Browse By Genre


24-Hour Comics

Action-Adventure

Alternative / Experimental

Anthropomorphic

Autobiographical / Slice-of-Life

Clip-Art Comics

College

Comic Jam

Comics About Comics

Detective / Police Drama / Crime

Drama

Fantasy

Food/Cooking

Gaming

Geek Culture

GLBT

High School/Middle School

Historical Fiction

Horror

Humor

Journal Comics / Drawn Blogs

Manga

Meta-Fiction

Military / Spy Fiction

Movie Parodies

Nature

Non-Fiction

Not Comics

One-Panel Gags

Other

Parodies of Other Comics

Photo Comics / Fumetti

Political / Satire

Pulp Action

Religion / Spirituality

Romance

Science Fiction

Sketchbooks / Galleries / Pin-Ups

Superhero

Supernatural/Magic

Surreal/Dream

Television Parodies

Thriller

Travelogue

Western

Wordless Comics

Workplace

Peer Reviews

Skully. by damian willcox

Growing up is hard. Growing up as Death is harder.
... Read It Now!
Brian Montfort's Review of Skully.
It just tickles your funny bone in the right way
Just to keep this short and sweet, Skully is terrific, its tragedy silly on all parts. I will be recommending this cartoon to anyone who needs a good laugh. ... read it now!

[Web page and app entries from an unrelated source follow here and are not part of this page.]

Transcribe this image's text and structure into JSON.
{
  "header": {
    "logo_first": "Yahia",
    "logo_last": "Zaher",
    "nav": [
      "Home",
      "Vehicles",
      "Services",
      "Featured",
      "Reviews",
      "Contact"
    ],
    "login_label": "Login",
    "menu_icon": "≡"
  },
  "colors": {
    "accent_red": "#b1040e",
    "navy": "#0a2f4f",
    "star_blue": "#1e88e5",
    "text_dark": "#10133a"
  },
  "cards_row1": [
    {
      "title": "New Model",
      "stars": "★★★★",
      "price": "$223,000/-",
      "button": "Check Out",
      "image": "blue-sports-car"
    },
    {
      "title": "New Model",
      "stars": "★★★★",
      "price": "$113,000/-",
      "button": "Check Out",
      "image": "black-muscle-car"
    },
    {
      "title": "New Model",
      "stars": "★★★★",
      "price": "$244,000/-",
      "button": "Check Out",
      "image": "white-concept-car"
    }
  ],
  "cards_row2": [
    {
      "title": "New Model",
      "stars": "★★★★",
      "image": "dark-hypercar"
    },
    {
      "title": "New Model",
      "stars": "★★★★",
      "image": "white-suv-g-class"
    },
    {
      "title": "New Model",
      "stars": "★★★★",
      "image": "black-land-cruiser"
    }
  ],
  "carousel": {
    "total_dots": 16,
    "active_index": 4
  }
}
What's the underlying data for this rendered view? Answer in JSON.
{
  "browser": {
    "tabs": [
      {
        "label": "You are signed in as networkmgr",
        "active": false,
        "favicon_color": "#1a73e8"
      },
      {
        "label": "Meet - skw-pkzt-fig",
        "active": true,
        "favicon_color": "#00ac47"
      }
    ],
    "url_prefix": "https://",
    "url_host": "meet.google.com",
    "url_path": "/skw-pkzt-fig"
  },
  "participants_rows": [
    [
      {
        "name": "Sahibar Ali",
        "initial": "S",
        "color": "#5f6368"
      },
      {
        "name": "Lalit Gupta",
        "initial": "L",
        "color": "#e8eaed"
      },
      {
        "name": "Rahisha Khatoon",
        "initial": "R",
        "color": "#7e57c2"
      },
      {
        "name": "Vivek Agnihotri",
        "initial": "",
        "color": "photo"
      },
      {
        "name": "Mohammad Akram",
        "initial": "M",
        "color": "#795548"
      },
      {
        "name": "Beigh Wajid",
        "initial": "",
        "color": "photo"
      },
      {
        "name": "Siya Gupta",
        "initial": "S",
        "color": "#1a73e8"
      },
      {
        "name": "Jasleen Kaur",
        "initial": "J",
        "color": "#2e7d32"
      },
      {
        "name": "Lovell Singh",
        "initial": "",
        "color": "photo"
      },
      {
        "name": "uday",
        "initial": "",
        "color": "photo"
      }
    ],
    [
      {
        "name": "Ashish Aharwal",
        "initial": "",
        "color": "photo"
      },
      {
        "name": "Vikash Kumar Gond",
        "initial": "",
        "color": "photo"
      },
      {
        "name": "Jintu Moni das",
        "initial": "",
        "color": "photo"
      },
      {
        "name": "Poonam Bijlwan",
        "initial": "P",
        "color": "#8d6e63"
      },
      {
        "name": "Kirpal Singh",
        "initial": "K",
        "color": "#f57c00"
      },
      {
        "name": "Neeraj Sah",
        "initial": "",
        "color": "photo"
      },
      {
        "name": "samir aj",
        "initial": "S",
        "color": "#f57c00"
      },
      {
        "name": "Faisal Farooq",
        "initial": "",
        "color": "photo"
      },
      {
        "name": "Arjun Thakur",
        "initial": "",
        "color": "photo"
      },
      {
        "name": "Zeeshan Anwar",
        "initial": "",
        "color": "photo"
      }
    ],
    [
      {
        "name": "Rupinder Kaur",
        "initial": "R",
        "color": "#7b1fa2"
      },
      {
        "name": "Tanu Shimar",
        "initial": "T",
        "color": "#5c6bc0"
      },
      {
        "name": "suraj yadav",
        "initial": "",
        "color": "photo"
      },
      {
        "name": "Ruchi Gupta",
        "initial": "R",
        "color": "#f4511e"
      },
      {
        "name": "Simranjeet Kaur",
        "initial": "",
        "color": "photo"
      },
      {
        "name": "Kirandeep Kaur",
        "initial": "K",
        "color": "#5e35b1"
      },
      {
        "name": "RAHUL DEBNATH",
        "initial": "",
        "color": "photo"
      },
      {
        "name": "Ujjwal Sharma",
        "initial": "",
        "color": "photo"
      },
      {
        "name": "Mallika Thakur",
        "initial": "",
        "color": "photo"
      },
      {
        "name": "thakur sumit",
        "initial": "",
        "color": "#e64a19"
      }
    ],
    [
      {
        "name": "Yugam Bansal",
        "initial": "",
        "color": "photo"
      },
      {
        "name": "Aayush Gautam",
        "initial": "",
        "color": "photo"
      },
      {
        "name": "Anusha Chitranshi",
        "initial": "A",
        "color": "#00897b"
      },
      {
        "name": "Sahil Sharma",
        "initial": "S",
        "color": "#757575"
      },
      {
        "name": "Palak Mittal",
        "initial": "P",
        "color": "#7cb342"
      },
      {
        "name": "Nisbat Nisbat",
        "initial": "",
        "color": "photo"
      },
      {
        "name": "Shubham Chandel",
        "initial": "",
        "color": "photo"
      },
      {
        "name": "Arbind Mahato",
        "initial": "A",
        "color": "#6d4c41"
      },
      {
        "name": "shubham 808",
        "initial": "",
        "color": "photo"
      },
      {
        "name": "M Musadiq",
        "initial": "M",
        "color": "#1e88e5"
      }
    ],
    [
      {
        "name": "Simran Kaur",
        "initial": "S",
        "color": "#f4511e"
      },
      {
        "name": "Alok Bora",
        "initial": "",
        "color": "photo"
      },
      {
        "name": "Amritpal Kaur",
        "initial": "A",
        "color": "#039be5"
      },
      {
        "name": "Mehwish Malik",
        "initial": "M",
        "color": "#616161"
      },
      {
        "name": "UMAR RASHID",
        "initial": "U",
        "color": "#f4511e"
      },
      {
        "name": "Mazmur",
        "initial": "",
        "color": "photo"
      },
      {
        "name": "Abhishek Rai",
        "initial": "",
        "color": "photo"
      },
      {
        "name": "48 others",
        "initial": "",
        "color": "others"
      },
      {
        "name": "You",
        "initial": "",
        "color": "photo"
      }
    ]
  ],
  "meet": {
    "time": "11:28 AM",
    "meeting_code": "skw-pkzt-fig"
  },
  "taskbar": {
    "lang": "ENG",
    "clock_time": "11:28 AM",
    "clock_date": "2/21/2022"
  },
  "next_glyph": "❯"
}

Craig Boldman's Review of Skully.
Skully ambles through his semblance of life, looks for love and becomes a rounded character, one gag at a time.
Unlike some of Damian Willcox's other series (Dorkboy; Workin' Jones) Skully is not a continuing story, but a series of single panels featuring the title character, a warm, fuzzy skeleton in a funeral-black suit and a cartoon-red bow tie. Most are gags, a few are sketches, some look like they'd make good tattoos. Even so, an interesting, layered personality for Skully begins to emerge through the cumulative reading. He's a sensitive, good-natured fellow, but with an edge (being, after all, deceased). Deadly but not quite malicious -- There's an innocence, or perhaps obliviousness, about the guy. Skully is a Casper The Friendly Ghost-type who's let the world get him down. Damian Willcox's artwork is especially appealing on this feature, with bold lines and a muted color palette to give a touch of the ol' melancholy. This one is really just getting off the ground, but worth following. I'd like to see Willcox feature Skully in a full-blown story, just to flesh him out a bit (Huh huh, 'flesh him out' -- He's a skeleton, geddit? Oh well--). ... read it now!




Write Your Own Review!
ComicSpace
logo

2002-2012

Thank you to all the creators and readers who have used ComicSpace over the years. Our time has come and gone, but we carry on ... elsewhere!